At the same time, scientists cannot claim to have input on supernatural magisteria. If people choose to believe that there is a spiritual force called a flying spaghetti monster that set the rules of the universe into motion, then science has little to say about that non-scientific idea.

Mike Haubrich, FCD said...

Hi, Todd;

While I agree that science can't demonstrate their is no supernatural force, because it would be an attempt to set a null hypothesis on something which can't be demonstrated in the first place; they are well within the domain of science to show that human claims about the supernatural creative forces are spurious.

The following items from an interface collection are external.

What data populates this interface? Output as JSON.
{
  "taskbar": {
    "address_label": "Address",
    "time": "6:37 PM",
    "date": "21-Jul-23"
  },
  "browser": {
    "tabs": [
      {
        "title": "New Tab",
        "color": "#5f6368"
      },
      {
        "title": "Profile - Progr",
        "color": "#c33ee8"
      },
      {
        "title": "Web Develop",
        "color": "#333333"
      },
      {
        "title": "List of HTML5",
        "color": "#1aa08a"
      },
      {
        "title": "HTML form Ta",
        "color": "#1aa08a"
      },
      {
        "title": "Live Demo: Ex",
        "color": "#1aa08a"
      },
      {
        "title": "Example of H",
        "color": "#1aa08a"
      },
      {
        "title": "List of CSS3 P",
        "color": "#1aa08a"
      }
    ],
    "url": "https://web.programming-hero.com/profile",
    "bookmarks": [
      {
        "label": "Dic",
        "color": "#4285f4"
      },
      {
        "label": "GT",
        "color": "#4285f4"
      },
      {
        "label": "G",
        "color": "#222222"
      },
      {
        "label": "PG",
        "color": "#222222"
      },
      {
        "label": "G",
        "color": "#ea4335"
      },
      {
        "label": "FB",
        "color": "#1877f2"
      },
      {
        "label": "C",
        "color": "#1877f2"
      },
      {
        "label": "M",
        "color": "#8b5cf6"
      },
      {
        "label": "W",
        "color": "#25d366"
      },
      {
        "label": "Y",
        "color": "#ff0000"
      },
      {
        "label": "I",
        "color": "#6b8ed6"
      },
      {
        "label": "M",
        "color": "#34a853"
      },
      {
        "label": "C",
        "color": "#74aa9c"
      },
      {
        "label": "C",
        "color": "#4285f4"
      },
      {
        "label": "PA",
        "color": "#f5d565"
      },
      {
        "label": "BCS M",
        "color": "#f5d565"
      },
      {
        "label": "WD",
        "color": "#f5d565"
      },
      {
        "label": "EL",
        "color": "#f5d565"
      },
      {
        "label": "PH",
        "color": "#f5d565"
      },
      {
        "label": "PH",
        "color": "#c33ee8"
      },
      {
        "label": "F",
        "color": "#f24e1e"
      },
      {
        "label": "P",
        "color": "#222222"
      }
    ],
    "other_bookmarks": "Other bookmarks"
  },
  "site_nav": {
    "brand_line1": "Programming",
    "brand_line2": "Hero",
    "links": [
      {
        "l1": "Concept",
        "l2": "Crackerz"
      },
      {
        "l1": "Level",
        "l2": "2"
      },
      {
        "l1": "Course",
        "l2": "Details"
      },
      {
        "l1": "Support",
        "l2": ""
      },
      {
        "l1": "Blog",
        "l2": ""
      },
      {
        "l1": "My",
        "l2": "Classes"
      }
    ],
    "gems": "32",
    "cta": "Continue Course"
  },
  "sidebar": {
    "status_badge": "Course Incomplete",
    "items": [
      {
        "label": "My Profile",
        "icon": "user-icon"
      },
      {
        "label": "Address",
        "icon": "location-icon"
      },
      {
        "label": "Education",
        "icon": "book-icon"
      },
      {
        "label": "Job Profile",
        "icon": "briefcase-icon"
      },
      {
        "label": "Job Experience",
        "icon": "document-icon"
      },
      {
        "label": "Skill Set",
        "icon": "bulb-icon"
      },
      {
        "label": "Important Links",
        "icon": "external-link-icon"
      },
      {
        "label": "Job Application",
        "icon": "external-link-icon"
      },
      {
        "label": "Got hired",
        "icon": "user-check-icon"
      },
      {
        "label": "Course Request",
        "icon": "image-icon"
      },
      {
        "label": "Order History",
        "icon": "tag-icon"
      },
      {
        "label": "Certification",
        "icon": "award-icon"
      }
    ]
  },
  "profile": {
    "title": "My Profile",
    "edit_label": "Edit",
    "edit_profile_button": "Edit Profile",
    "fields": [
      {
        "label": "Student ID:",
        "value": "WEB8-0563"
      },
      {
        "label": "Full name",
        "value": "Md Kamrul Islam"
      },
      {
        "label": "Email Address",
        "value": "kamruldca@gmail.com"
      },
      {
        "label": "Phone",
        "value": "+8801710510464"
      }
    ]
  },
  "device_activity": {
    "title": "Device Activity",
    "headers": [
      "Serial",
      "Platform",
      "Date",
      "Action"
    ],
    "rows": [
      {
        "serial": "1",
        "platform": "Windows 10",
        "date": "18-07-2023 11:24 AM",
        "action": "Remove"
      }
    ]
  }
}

I found Victor Stenger's book "God: The Failed Hypothesis" to be a superb examination of the issue. I would say that by pressing the issue when it comes to religious belief, scientists are forcing the believers to admit that all they have on the issue is their faith (which is fine) but can make no demonstrable proofs for their belief in the Creator.

The issue is important for me because of the issues of Intelligent Design and other forms of Creationism. They are trying through the legislatures now to create a backdoor into the classrooms through "Academic Freedom" legislation, and a Florida version of the bill even mandates the teaching of Intelligent Design through their version of "critical analysis."

I understand what you are saying, but I think it is up to all those who accept that the scientific processes to continue to say "NO" to the idea that the theory is a guess and that all guesses have equal weight.

If the religious who practice science will make this point, that they know that their belief is faith and not evidence-based, I think that the sciences will be more acceptable to people of faith once people are educated more thoroughly on this.

So, I agree and disagree.